**THE INPUT**
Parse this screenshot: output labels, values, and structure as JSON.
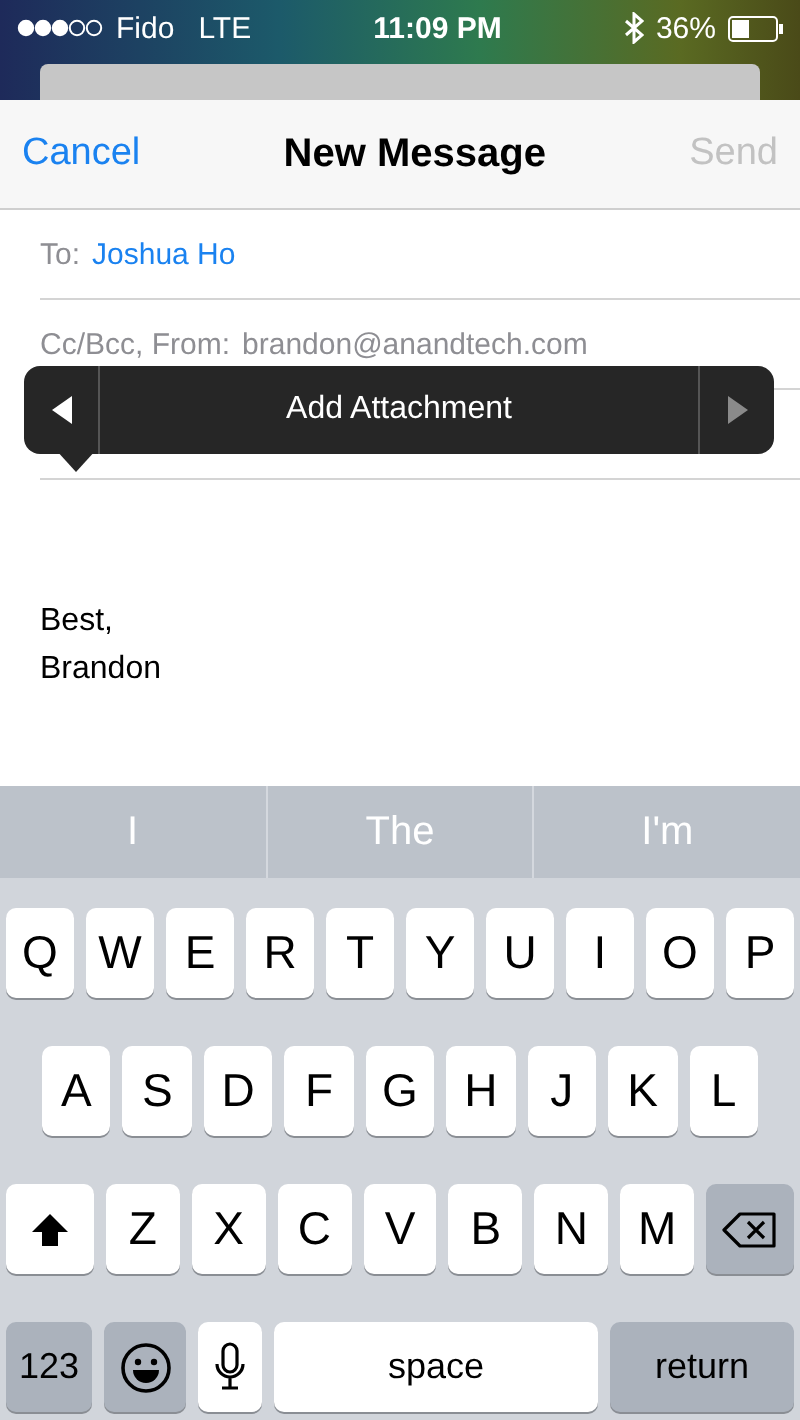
{
  "status_bar": {
    "carrier": "Fido",
    "network": "LTE",
    "time": "11:09 PM",
    "battery": "36%"
  },
  "nav": {
    "cancel": "Cancel",
    "title": "New Message",
    "send": "Send",
    "send_disabled": true
  },
  "fields": [
    {
      "label": "To:",
      "value": "Joshua Ho",
      "kind": "recipient"
    },
    {
      "label": "Cc/Bcc, From:",
      "value": "brandon@anandtech.com",
      "kind": "plain"
    },
    {
      "kind": "blank"
    }
  ],
  "popup": {
    "label": "Add Attachment",
    "prev_disabled": false,
    "next_disabled": true
  },
  "body": [
    "Best,",
    "Brandon"
  ],
  "suggestions": [
    "I",
    "The",
    "I'm"
  ],
  "keyboard": {
    "rows": [
      {
        "keys": [
          {
            "kind": "letter",
            "label": "Q"
          },
          {
            "kind": "letter",
            "label": "W"
          },
          {
            "kind": "letter",
            "label": "E"
          },
          {
            "kind": "letter",
            "label": "R"
          },
          {
            "kind": "letter",
            "label": "T"
          },
          {
            "kind": "letter",
            "label": "Y"
          },
          {
            "kind": "letter",
            "label": "U"
          },
          {
            "kind": "letter",
            "label": "I"
          },
          {
            "kind": "letter",
            "label": "O"
          },
          {
            "kind": "letter",
            "label": "P"
          }
        ]
      },
      {
        "keys": [
          {
            "kind": "letter",
            "label": "A"
          },
          {
            "kind": "letter",
            "label": "S"
          },
          {
            "kind": "letter",
            "label": "D"
          },
          {
            "kind": "letter",
            "label": "F"
          },
          {
            "kind": "letter",
            "label": "G"
          },
          {
            "kind": "letter",
            "label": "H"
          },
          {
            "kind": "letter",
            "label": "J"
          },
          {
            "kind": "letter",
            "label": "K"
          },
          {
            "kind": "letter",
            "label": "L"
          }
        ]
      },
      {
        "keys": [
          {
            "kind": "shift"
          },
          {
            "kind": "letter",
            "label": "Z"
          },
          {
            "kind": "letter",
            "label": "X"
          },
          {
            "kind": "letter",
            "label": "C"
          },
          {
            "kind": "letter",
            "label": "V"
          },
          {
            "kind": "letter",
            "label": "B"
          },
          {
            "kind": "letter",
            "label": "N"
          },
          {
            "kind": "letter",
            "label": "M"
          },
          {
            "kind": "delete"
          }
        ]
      },
      {
        "keys": [
          {
            "kind": "numbers",
            "label": "123"
          },
          {
            "kind": "emoji"
          },
          {
            "kind": "mic"
          },
          {
            "kind": "space",
            "label": "space"
          },
          {
            "kind": "return",
            "label": "return"
          }
        ]
      }
    ]
  }
}
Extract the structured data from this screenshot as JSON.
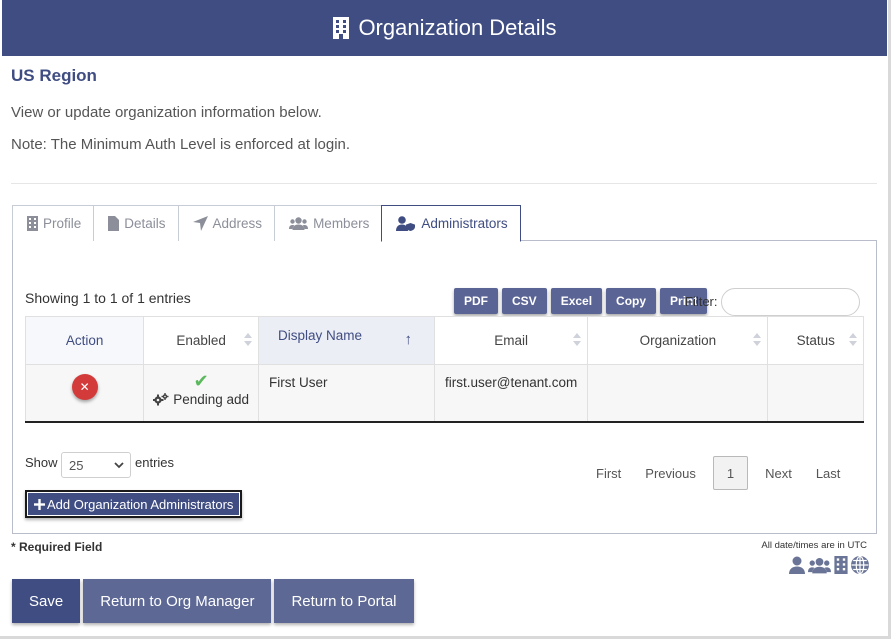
{
  "header": {
    "title": "Organization Details",
    "icon": "building-icon"
  },
  "region": "US Region",
  "intro": {
    "line1": "View or update organization information below.",
    "line2": "Note: The Minimum Auth Level is enforced at login."
  },
  "tabs": [
    {
      "label": "Profile",
      "icon": "building-icon"
    },
    {
      "label": "Details",
      "icon": "file-icon"
    },
    {
      "label": "Address",
      "icon": "location-arrow-icon"
    },
    {
      "label": "Members",
      "icon": "users-icon"
    },
    {
      "label": "Administrators",
      "icon": "user-shield-icon",
      "active": true
    }
  ],
  "table_info": {
    "showing": "Showing 1 to 1 of 1 entries",
    "export_buttons": [
      "PDF",
      "CSV",
      "Excel",
      "Copy",
      "Print"
    ],
    "filter_label": "Filter:",
    "filter_value": ""
  },
  "columns": [
    "Action",
    "Enabled",
    "Display Name",
    "Email",
    "Organization",
    "Status"
  ],
  "sort_indicator": "↑",
  "rows": [
    {
      "enabled_mark": "✔",
      "enabled_status": "Pending add",
      "display_name": "First User",
      "email": "first.user@tenant.com",
      "organization": "",
      "status": ""
    }
  ],
  "length_menu": {
    "show_label": "Show",
    "value": "25",
    "entries_label": "entries"
  },
  "pagination": {
    "first": "First",
    "previous": "Previous",
    "current": "1",
    "next": "Next",
    "last": "Last"
  },
  "add_button": "Add Organization Administrators",
  "required_note": "* Required Field",
  "utc_note": "All date/times are in UTC",
  "footer_buttons": {
    "save": "Save",
    "return_org": "Return to Org Manager",
    "return_portal": "Return to Portal"
  },
  "colors": {
    "primary": "#3f4d82",
    "secondary": "#5d6895",
    "success": "#5cb85c",
    "danger": "#d33b3b"
  }
}
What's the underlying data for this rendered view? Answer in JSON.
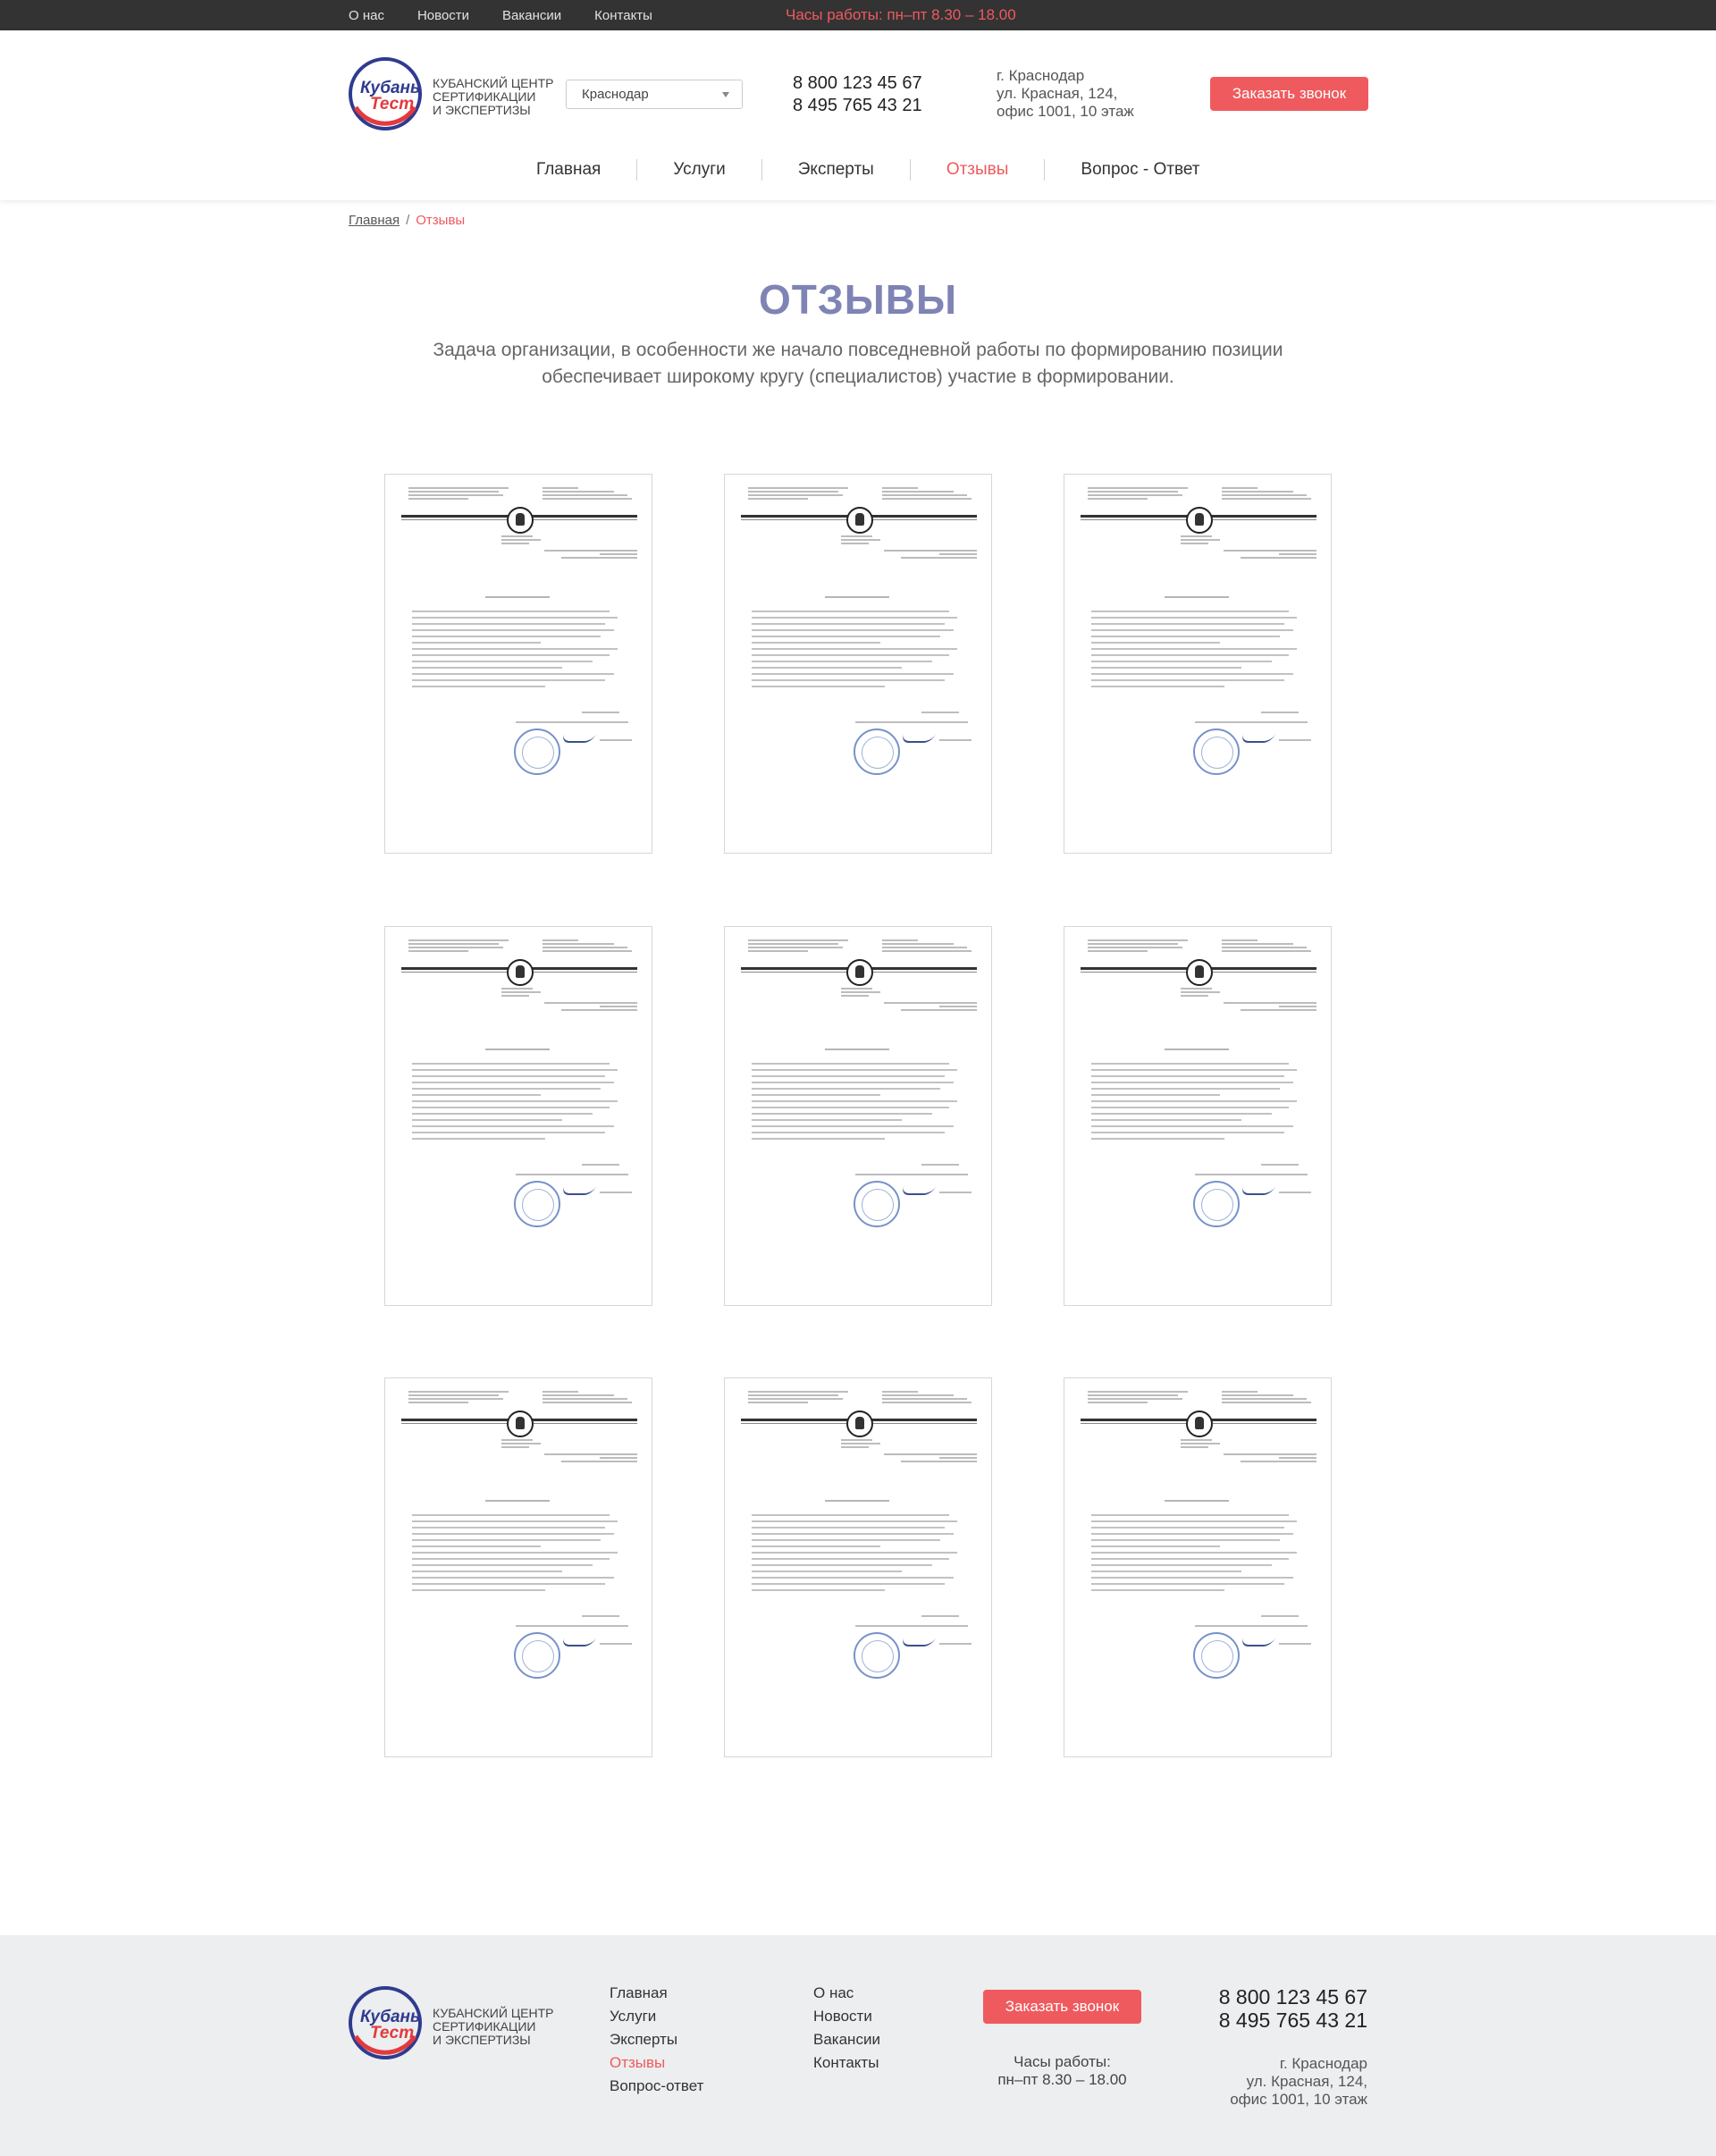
{
  "topbar": {
    "nav": [
      "О нас",
      "Новости",
      "Вакансии",
      "Контакты"
    ],
    "hours": "Часы работы: пн–пт 8.30 – 18.00"
  },
  "header": {
    "logo_alt": "Кубань Тест",
    "logo_lines": [
      "Кубанский центр",
      "сертификации",
      "и экспертизы"
    ],
    "city": "Краснодар",
    "phones": [
      "8 800 123 45 67",
      "8 495 765 43 21"
    ],
    "address_lines": [
      "г. Краснодар",
      "ул. Красная, 124,",
      "офис 1001, 10 этаж"
    ],
    "call_button": "Заказать звонок",
    "nav": [
      {
        "label": "Главная",
        "active": false
      },
      {
        "label": "Услуги",
        "active": false
      },
      {
        "label": "Эксперты",
        "active": false
      },
      {
        "label": "Отзывы",
        "active": true
      },
      {
        "label": "Вопрос - Ответ",
        "active": false
      }
    ]
  },
  "breadcrumb": {
    "home": "Главная",
    "separator": "/",
    "current": "Отзывы"
  },
  "main": {
    "title": "ОТЗЫВЫ",
    "subtitle": "Задача организации, в особенности же начало повседневной работы по формированию позиции обеспечивает широкому кругу (специалистов) участие в формировании.",
    "reviews_count": 9
  },
  "footer": {
    "logo_lines": [
      "Кубанский центр",
      "сертификации",
      "и экспертизы"
    ],
    "col1": [
      {
        "label": "Главная",
        "active": false
      },
      {
        "label": "Услуги",
        "active": false
      },
      {
        "label": "Эксперты",
        "active": false
      },
      {
        "label": "Отзывы",
        "active": true
      },
      {
        "label": "Вопрос-ответ",
        "active": false
      }
    ],
    "col2": [
      "О нас",
      "Новости",
      "Вакансии",
      "Контакты"
    ],
    "call_button": "Заказать звонок",
    "hours_lines": [
      "Часы работы:",
      "пн–пт 8.30 – 18.00"
    ],
    "phones": [
      "8 800 123 45 67",
      "8 495 765 43 21"
    ],
    "address_lines": [
      "г. Краснодар",
      "ул. Красная, 124,",
      "офис 1001, 10 этаж"
    ]
  },
  "colors": {
    "accent": "#ef5a5e",
    "title": "#7f84b5",
    "topbar": "#333333",
    "footer_bg": "#eceeef"
  }
}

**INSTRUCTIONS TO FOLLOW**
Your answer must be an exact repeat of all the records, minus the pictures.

**TASK ANSWER**
Parse this screenshot: output labels, values, and structure as JSON.
{
  "status_bar": {
    "carrier": "Fido",
    "network": "LTE",
    "time": "11:09 PM",
    "battery": "36%"
  },
  "nav": {
    "cancel": "Cancel",
    "title": "New Message",
    "send": "Send",
    "send_disabled": true
  },
  "fields": [
    {
      "label": "To:",
      "value": "Joshua Ho",
      "kind": "recipient"
    },
    {
      "label": "Cc/Bcc, From:",
      "value": "brandon@anandtech.com",
      "kind": "plain"
    },
    {
      "kind": "blank"
    }
  ],
  "popup": {
    "label": "Add Attachment",
    "prev_disabled": false,
    "next_disabled": true
  },
  "body": [
    "Best,",
    "Brandon"
  ],
  "suggestions": [
    "I",
    "The",
    "I'm"
  ],
  "keyboard": {
    "rows": [
      {
        "keys": [
          {
            "kind": "letter",
            "label": "Q"
          },
          {
            "kind": "letter",
            "label": "W"
          },
          {
            "kind": "letter",
            "label": "E"
          },
          {
            "kind": "letter",
            "label": "R"
          },
          {
            "kind": "letter",
            "label": "T"
          },
          {
            "kind": "letter",
            "label": "Y"
          },
          {
            "kind": "letter",
            "label": "U"
          },
          {
            "kind": "letter",
            "label": "I"
          },
          {
            "kind": "letter",
            "label": "O"
          },
          {
            "kind": "letter",
            "label": "P"
          }
        ]
      },
      {
        "keys": [
          {
            "kind": "letter",
            "label": "A"
          },
          {
            "kind": "letter",
            "label": "S"
          },
          {
            "kind": "letter",
            "label": "D"
          },
          {
            "kind": "letter",
            "label": "F"
          },
          {
            "kind": "letter",
            "label": "G"
          },
          {
            "kind": "letter",
            "label": "H"
          },
          {
            "kind": "letter",
            "label": "J"
          },
          {
            "kind": "letter",
            "label": "K"
          },
          {
            "kind": "letter",
            "label": "L"
          }
        ]
      },
      {
        "keys": [
          {
            "kind": "shift"
          },
          {
            "kind": "letter",
            "label": "Z"
          },
          {
            "kind": "letter",
            "label": "X"
          },
          {
            "kind": "letter",
            "label": "C"
          },
          {
            "kind": "letter",
            "label": "V"
          },
          {
            "kind": "letter",
            "label": "B"
          },
          {
            "kind": "letter",
            "label": "N"
          },
          {
            "kind": "letter",
            "label": "M"
          },
          {
            "kind": "delete"
          }
        ]
      },
      {
        "keys": [
          {
            "kind": "numbers",
            "label": "123"
          },
          {
            "kind": "emoji"
          },
          {
            "kind": "mic"
          },
          {
            "kind": "space",
            "label": "space"
          },
          {
            "kind": "return",
            "label": "return"
          }
        ]
      }
    ]
  }
}
Extract the structured data from this screenshot as JSON.
{
  "header": {
    "title": "Organization Details",
    "icon": "building-icon"
  },
  "region": "US Region",
  "intro": {
    "line1": "View or update organization information below.",
    "line2": "Note: The Minimum Auth Level is enforced at login."
  },
  "tabs": [
    {
      "label": "Profile",
      "icon": "building-icon"
    },
    {
      "label": "Details",
      "icon": "file-icon"
    },
    {
      "label": "Address",
      "icon": "location-arrow-icon"
    },
    {
      "label": "Members",
      "icon": "users-icon"
    },
    {
      "label": "Administrators",
      "icon": "user-shield-icon",
      "active": true
    }
  ],
  "table_info": {
    "showing": "Showing 1 to 1 of 1 entries",
    "export_buttons": [
      "PDF",
      "CSV",
      "Excel",
      "Copy",
      "Print"
    ],
    "filter_label": "Filter:",
    "filter_value": ""
  },
  "columns": [
    "Action",
    "Enabled",
    "Display Name",
    "Email",
    "Organization",
    "Status"
  ],
  "sort_indicator": "↑",
  "rows": [
    {
      "enabled_mark": "✔",
      "enabled_status": "Pending add",
      "display_name": "First User",
      "email": "first.user@tenant.com",
      "organization": "",
      "status": ""
    }
  ],
  "length_menu": {
    "show_label": "Show",
    "value": "25",
    "entries_label": "entries"
  },
  "pagination": {
    "first": "First",
    "previous": "Previous",
    "current": "1",
    "next": "Next",
    "last": "Last"
  },
  "add_button": "Add Organization Administrators",
  "required_note": "* Required Field",
  "utc_note": "All date/times are in UTC",
  "footer_buttons": {
    "save": "Save",
    "return_org": "Return to Org Manager",
    "return_portal": "Return to Portal"
  },
  "colors": {
    "primary": "#3f4d82",
    "secondary": "#5d6895",
    "success": "#5cb85c",
    "danger": "#d33b3b"
  }
}
What's the underlying data for this rendered view? Answer in JSON.
{
  "topbar": {
    "nav": [
      "О нас",
      "Новости",
      "Вакансии",
      "Контакты"
    ],
    "hours": "Часы работы: пн–пт 8.30 – 18.00"
  },
  "header": {
    "logo_alt": "Кубань Тест",
    "logo_lines": [
      "Кубанский центр",
      "сертификации",
      "и экспертизы"
    ],
    "city": "Краснодар",
    "phones": [
      "8 800 123 45 67",
      "8 495 765 43 21"
    ],
    "address_lines": [
      "г. Краснодар",
      "ул. Красная, 124,",
      "офис 1001, 10 этаж"
    ],
    "call_button": "Заказать звонок",
    "nav": [
      {
        "label": "Главная",
        "active": false
      },
      {
        "label": "Услуги",
        "active": false
      },
      {
        "label": "Эксперты",
        "active": false
      },
      {
        "label": "Отзывы",
        "active": true
      },
      {
        "label": "Вопрос - Ответ",
        "active": false
      }
    ]
  },
  "breadcrumb": {
    "home": "Главная",
    "separator": "/",
    "current": "Отзывы"
  },
  "main": {
    "title": "ОТЗЫВЫ",
    "subtitle": "Задача организации, в особенности же начало повседневной работы по формированию позиции обеспечивает широкому кругу (специалистов) участие в формировании.",
    "reviews_count": 9
  },
  "footer": {
    "logo_lines": [
      "Кубанский центр",
      "сертификации",
      "и экспертизы"
    ],
    "col1": [
      {
        "label": "Главная",
        "active": false
      },
      {
        "label": "Услуги",
        "active": false
      },
      {
        "label": "Эксперты",
        "active": false
      },
      {
        "label": "Отзывы",
        "active": true
      },
      {
        "label": "Вопрос-ответ",
        "active": false
      }
    ],
    "col2": [
      "О нас",
      "Новости",
      "Вакансии",
      "Контакты"
    ],
    "call_button": "Заказать звонок",
    "hours_lines": [
      "Часы работы:",
      "пн–пт 8.30 – 18.00"
    ],
    "phones": [
      "8 800 123 45 67",
      "8 495 765 43 21"
    ],
    "address_lines": [
      "г. Краснодар",
      "ул. Красная, 124,",
      "офис 1001, 10 этаж"
    ]
  },
  "colors": {
    "accent": "#ef5a5e",
    "title": "#7f84b5",
    "topbar": "#333333",
    "footer_bg": "#eceeef"
  }
}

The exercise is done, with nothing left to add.